What this task involves >>
Here, the job is to give back every entry below unchanged, omitting pictures.
*** Material for the task Section Begins ***
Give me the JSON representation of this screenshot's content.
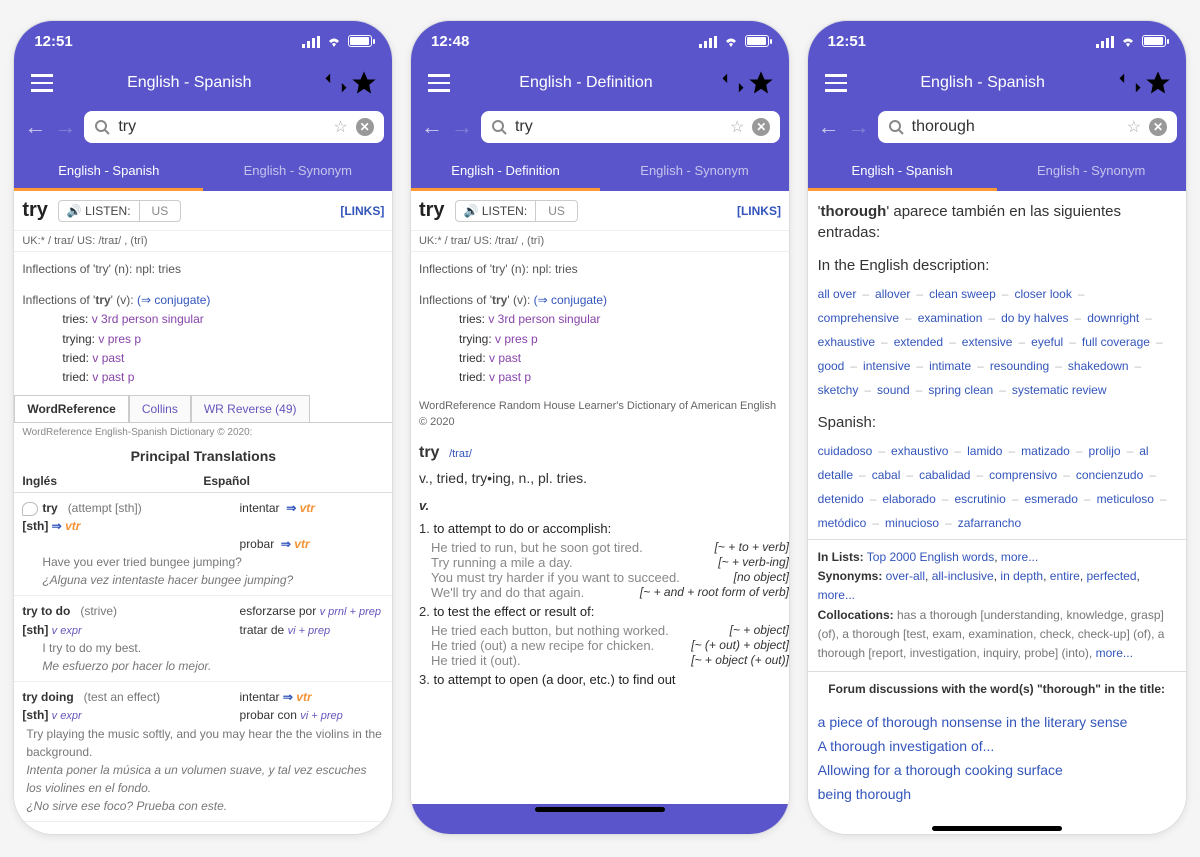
{
  "colors": {
    "primary": "#5a55ca",
    "accent": "#ff9933",
    "link": "#3355bb"
  },
  "screens": [
    {
      "status_time": "12:51",
      "title": "English - Spanish",
      "search_value": "try",
      "tabs": [
        {
          "label": "English - Spanish",
          "active": true
        },
        {
          "label": "English - Synonym",
          "active": false
        }
      ],
      "entry": {
        "word": "try",
        "listen_label": "🔊 LISTEN:",
        "listen_locale": "US",
        "links_label": "[LINKS]",
        "pron": "UK:* / traɪ/  US: /traɪ/ , (trī)",
        "inflections_noun": "Inflections of 'try' (n): npl: tries",
        "inflections_verb_head": "Inflections of 'try' (v): (⇒ conjugate)",
        "inflections_verb_lines": [
          {
            "form": "tries:",
            "desc": "v 3rd person singular"
          },
          {
            "form": "trying:",
            "desc": "v pres p"
          },
          {
            "form": "tried:",
            "desc": "v past"
          },
          {
            "form": "tried:",
            "desc": "v past p"
          }
        ],
        "source_tabs": [
          {
            "label": "WordReference",
            "active": true
          },
          {
            "label": "Collins",
            "active": false
          },
          {
            "label": "WR Reverse (49)",
            "active": false
          }
        ],
        "copyright": "WordReference English-Spanish Dictionary © 2020:",
        "section_title": "Principal Translations",
        "col_en": "Inglés",
        "col_es": "Español",
        "rows": [
          {
            "en_word": "try",
            "en_sense": "(attempt [sth])",
            "en_cat": "[sth]",
            "en_pos": "vtr",
            "es1": "intentar",
            "es1_pos": "vtr",
            "es2": "probar",
            "es2_pos": "vtr",
            "ex_en": "Have you ever tried bungee jumping?",
            "ex_es": "¿Alguna vez intentaste hacer bungee jumping?"
          },
          {
            "en_word": "try to do",
            "en_cat2": "[sth]",
            "en_pos": "v expr",
            "en_sense": "(strive)",
            "es1": "esforzarse por",
            "es1_pos": "v prnl + prep",
            "es2": "tratar de",
            "es2_pos": "vi + prep",
            "ex_en": "I try to do my best.",
            "ex_es": "Me esfuerzo por hacer lo mejor."
          },
          {
            "en_word": "try doing",
            "en_cat2": "[sth]",
            "en_pos": "v expr",
            "en_sense": "(test an effect)",
            "es1": "intentar",
            "es1_pos": "vtr",
            "es2": "probar con",
            "es2_pos": "vi + prep",
            "ex_en": "Try playing the music softly, and you may hear the the violins in the background.",
            "ex_es": "Intenta poner la música a un volumen suave, y tal vez escuches los violines en el fondo.",
            "ex_es2": "¿No sirve ese foco? Prueba con este."
          }
        ]
      }
    },
    {
      "status_time": "12:48",
      "title": "English - Definition",
      "search_value": "try",
      "tabs": [
        {
          "label": "English - Definition",
          "active": true
        },
        {
          "label": "English - Synonym",
          "active": false
        }
      ],
      "entry": {
        "word": "try",
        "listen_label": "🔊 LISTEN:",
        "listen_locale": "US",
        "links_label": "[LINKS]",
        "pron": "UK:* / traɪ/  US: /traɪ/ , (trī)",
        "inflections_noun": "Inflections of 'try' (n): npl: tries",
        "inflections_verb_head": "Inflections of 'try' (v): (⇒ conjugate)",
        "inflections_verb_lines": [
          {
            "form": "tries:",
            "desc": "v 3rd person singular"
          },
          {
            "form": "trying:",
            "desc": "v pres p"
          },
          {
            "form": "tried:",
            "desc": "v past"
          },
          {
            "form": "tried:",
            "desc": "v past p"
          }
        ],
        "source": "WordReference Random House Learner's Dictionary of American English © 2020",
        "def_word": "try",
        "def_pron": "/traɪ/",
        "def_forms": "v., tried, try•ing, n., pl. tries.",
        "pos": "v.",
        "defs": [
          {
            "num": "1.",
            "text": "to attempt to do or accomplish:",
            "examples": [
              {
                "ex": "He tried to run, but he soon got tired.",
                "pat": "[~ + to + verb]"
              },
              {
                "ex": "Try running a mile a day.",
                "pat": "[~ + verb-ing]"
              },
              {
                "ex": "You must try harder if you want to succeed.",
                "pat": "[no object]"
              },
              {
                "ex": "We'll try and do that again.",
                "pat": "[~ + and + root form of verb]"
              }
            ]
          },
          {
            "num": "2.",
            "text": "to test the effect or result of:",
            "examples": [
              {
                "ex": "He tried each button, but nothing worked.",
                "pat": "[~ + object]"
              },
              {
                "ex": "He tried (out) a new recipe for chicken.",
                "pat": "[~ (+ out) + object]"
              },
              {
                "ex": "He tried it (out).",
                "pat": "[~ + object (+ out)]"
              }
            ]
          },
          {
            "num": "3.",
            "text": "to attempt to open (a door, etc.) to find out",
            "examples": []
          }
        ]
      }
    },
    {
      "status_time": "12:51",
      "title": "English - Spanish",
      "search_value": "thorough",
      "tabs": [
        {
          "label": "English - Spanish",
          "active": true
        },
        {
          "label": "English - Synonym",
          "active": false
        }
      ],
      "related": {
        "intro_word": "thorough",
        "intro_rest": "aparece también en las siguientes entradas:",
        "eng_sub": "In the English description:",
        "eng_links": [
          "all over",
          "allover",
          "clean sweep",
          "closer look",
          "comprehensive",
          "examination",
          "do by halves",
          "downright",
          "exhaustive",
          "extended",
          "extensive",
          "eyeful",
          "full coverage",
          "good",
          "intensive",
          "intimate",
          "resounding",
          "shakedown",
          "sketchy",
          "sound",
          "spring clean",
          "systematic review"
        ],
        "es_sub": "Spanish:",
        "es_links": [
          "cuidadoso",
          "exhaustivo",
          "lamido",
          "matizado",
          "prolijo",
          "al detalle",
          "cabal",
          "cabalidad",
          "comprensivo",
          "concienzudo",
          "detenido",
          "elaborado",
          "escrutinio",
          "esmerado",
          "meticuloso",
          "metódico",
          "minucioso",
          "zafarrancho"
        ],
        "lists_label": "In Lists:",
        "lists_links": [
          "Top 2000 English words",
          "more..."
        ],
        "syn_label": "Synonyms:",
        "syn_links": [
          "over-all",
          "all-inclusive",
          "in depth",
          "entire",
          "perfected",
          "more..."
        ],
        "coll_label": "Collocations:",
        "coll_text": "has a thorough [understanding, knowledge, grasp] (of), a thorough [test, exam, examination, check, check-up] (of), a thorough [report, investigation, inquiry, probe] (into),",
        "coll_more": "more...",
        "forum_head": "Forum discussions with the word(s) \"thorough\" in the title:",
        "forum_links": [
          "a piece of thorough nonsense in the literary sense",
          "A thorough investigation of...",
          "Allowing for a thorough cooking surface",
          "being thorough"
        ]
      }
    }
  ]
}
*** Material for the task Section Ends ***
Solved problem >>
Give me the JSON representation of this screenshot's content.
{
  "colors": {
    "primary": "#5a55ca",
    "accent": "#ff9933",
    "link": "#3355bb"
  },
  "screens": [
    {
      "status_time": "12:51",
      "title": "English - Spanish",
      "search_value": "try",
      "tabs": [
        {
          "label": "English - Spanish",
          "active": true
        },
        {
          "label": "English - Synonym",
          "active": false
        }
      ],
      "entry": {
        "word": "try",
        "listen_label": "🔊 LISTEN:",
        "listen_locale": "US",
        "links_label": "[LINKS]",
        "pron": "UK:* / traɪ/  US: /traɪ/ , (trī)",
        "inflections_noun": "Inflections of 'try' (n): npl: tries",
        "inflections_verb_head": "Inflections of 'try' (v): (⇒ conjugate)",
        "inflections_verb_lines": [
          {
            "form": "tries:",
            "desc": "v 3rd person singular"
          },
          {
            "form": "trying:",
            "desc": "v pres p"
          },
          {
            "form": "tried:",
            "desc": "v past"
          },
          {
            "form": "tried:",
            "desc": "v past p"
          }
        ],
        "source_tabs": [
          {
            "label": "WordReference",
            "active": true
          },
          {
            "label": "Collins",
            "active": false
          },
          {
            "label": "WR Reverse (49)",
            "active": false
          }
        ],
        "copyright": "WordReference English-Spanish Dictionary © 2020:",
        "section_title": "Principal Translations",
        "col_en": "Inglés",
        "col_es": "Español",
        "rows": [
          {
            "en_word": "try",
            "en_sense": "(attempt [sth])",
            "en_cat": "[sth]",
            "en_pos": "vtr",
            "es1": "intentar",
            "es1_pos": "vtr",
            "es2": "probar",
            "es2_pos": "vtr",
            "ex_en": "Have you ever tried bungee jumping?",
            "ex_es": "¿Alguna vez intentaste hacer bungee jumping?"
          },
          {
            "en_word": "try to do",
            "en_cat2": "[sth]",
            "en_pos": "v expr",
            "en_sense": "(strive)",
            "es1": "esforzarse por",
            "es1_pos": "v prnl + prep",
            "es2": "tratar de",
            "es2_pos": "vi + prep",
            "ex_en": "I try to do my best.",
            "ex_es": "Me esfuerzo por hacer lo mejor."
          },
          {
            "en_word": "try doing",
            "en_cat2": "[sth]",
            "en_pos": "v expr",
            "en_sense": "(test an effect)",
            "es1": "intentar",
            "es1_pos": "vtr",
            "es2": "probar con",
            "es2_pos": "vi + prep",
            "ex_en": "Try playing the music softly, and you may hear the the violins in the background.",
            "ex_es": "Intenta poner la música a un volumen suave, y tal vez escuches los violines en el fondo.",
            "ex_es2": "¿No sirve ese foco? Prueba con este."
          }
        ]
      }
    },
    {
      "status_time": "12:48",
      "title": "English - Definition",
      "search_value": "try",
      "tabs": [
        {
          "label": "English - Definition",
          "active": true
        },
        {
          "label": "English - Synonym",
          "active": false
        }
      ],
      "entry": {
        "word": "try",
        "listen_label": "🔊 LISTEN:",
        "listen_locale": "US",
        "links_label": "[LINKS]",
        "pron": "UK:* / traɪ/  US: /traɪ/ , (trī)",
        "inflections_noun": "Inflections of 'try' (n): npl: tries",
        "inflections_verb_head": "Inflections of 'try' (v): (⇒ conjugate)",
        "inflections_verb_lines": [
          {
            "form": "tries:",
            "desc": "v 3rd person singular"
          },
          {
            "form": "trying:",
            "desc": "v pres p"
          },
          {
            "form": "tried:",
            "desc": "v past"
          },
          {
            "form": "tried:",
            "desc": "v past p"
          }
        ],
        "source": "WordReference Random House Learner's Dictionary of American English © 2020",
        "def_word": "try",
        "def_pron": "/traɪ/",
        "def_forms": "v., tried, try•ing, n., pl. tries.",
        "pos": "v.",
        "defs": [
          {
            "num": "1.",
            "text": "to attempt to do or accomplish:",
            "examples": [
              {
                "ex": "He tried to run, but he soon got tired.",
                "pat": "[~ + to + verb]"
              },
              {
                "ex": "Try running a mile a day.",
                "pat": "[~ + verb-ing]"
              },
              {
                "ex": "You must try harder if you want to succeed.",
                "pat": "[no object]"
              },
              {
                "ex": "We'll try and do that again.",
                "pat": "[~ + and + root form of verb]"
              }
            ]
          },
          {
            "num": "2.",
            "text": "to test the effect or result of:",
            "examples": [
              {
                "ex": "He tried each button, but nothing worked.",
                "pat": "[~ + object]"
              },
              {
                "ex": "He tried (out) a new recipe for chicken.",
                "pat": "[~ (+ out) + object]"
              },
              {
                "ex": "He tried it (out).",
                "pat": "[~ + object (+ out)]"
              }
            ]
          },
          {
            "num": "3.",
            "text": "to attempt to open (a door, etc.) to find out",
            "examples": []
          }
        ]
      }
    },
    {
      "status_time": "12:51",
      "title": "English - Spanish",
      "search_value": "thorough",
      "tabs": [
        {
          "label": "English - Spanish",
          "active": true
        },
        {
          "label": "English - Synonym",
          "active": false
        }
      ],
      "related": {
        "intro_word": "thorough",
        "intro_rest": "aparece también en las siguientes entradas:",
        "eng_sub": "In the English description:",
        "eng_links": [
          "all over",
          "allover",
          "clean sweep",
          "closer look",
          "comprehensive",
          "examination",
          "do by halves",
          "downright",
          "exhaustive",
          "extended",
          "extensive",
          "eyeful",
          "full coverage",
          "good",
          "intensive",
          "intimate",
          "resounding",
          "shakedown",
          "sketchy",
          "sound",
          "spring clean",
          "systematic review"
        ],
        "es_sub": "Spanish:",
        "es_links": [
          "cuidadoso",
          "exhaustivo",
          "lamido",
          "matizado",
          "prolijo",
          "al detalle",
          "cabal",
          "cabalidad",
          "comprensivo",
          "concienzudo",
          "detenido",
          "elaborado",
          "escrutinio",
          "esmerado",
          "meticuloso",
          "metódico",
          "minucioso",
          "zafarrancho"
        ],
        "lists_label": "In Lists:",
        "lists_links": [
          "Top 2000 English words",
          "more..."
        ],
        "syn_label": "Synonyms:",
        "syn_links": [
          "over-all",
          "all-inclusive",
          "in depth",
          "entire",
          "perfected",
          "more..."
        ],
        "coll_label": "Collocations:",
        "coll_text": "has a thorough [understanding, knowledge, grasp] (of), a thorough [test, exam, examination, check, check-up] (of), a thorough [report, investigation, inquiry, probe] (into),",
        "coll_more": "more...",
        "forum_head": "Forum discussions with the word(s) \"thorough\" in the title:",
        "forum_links": [
          "a piece of thorough nonsense in the literary sense",
          "A thorough investigation of...",
          "Allowing for a thorough cooking surface",
          "being thorough"
        ]
      }
    }
  ]
}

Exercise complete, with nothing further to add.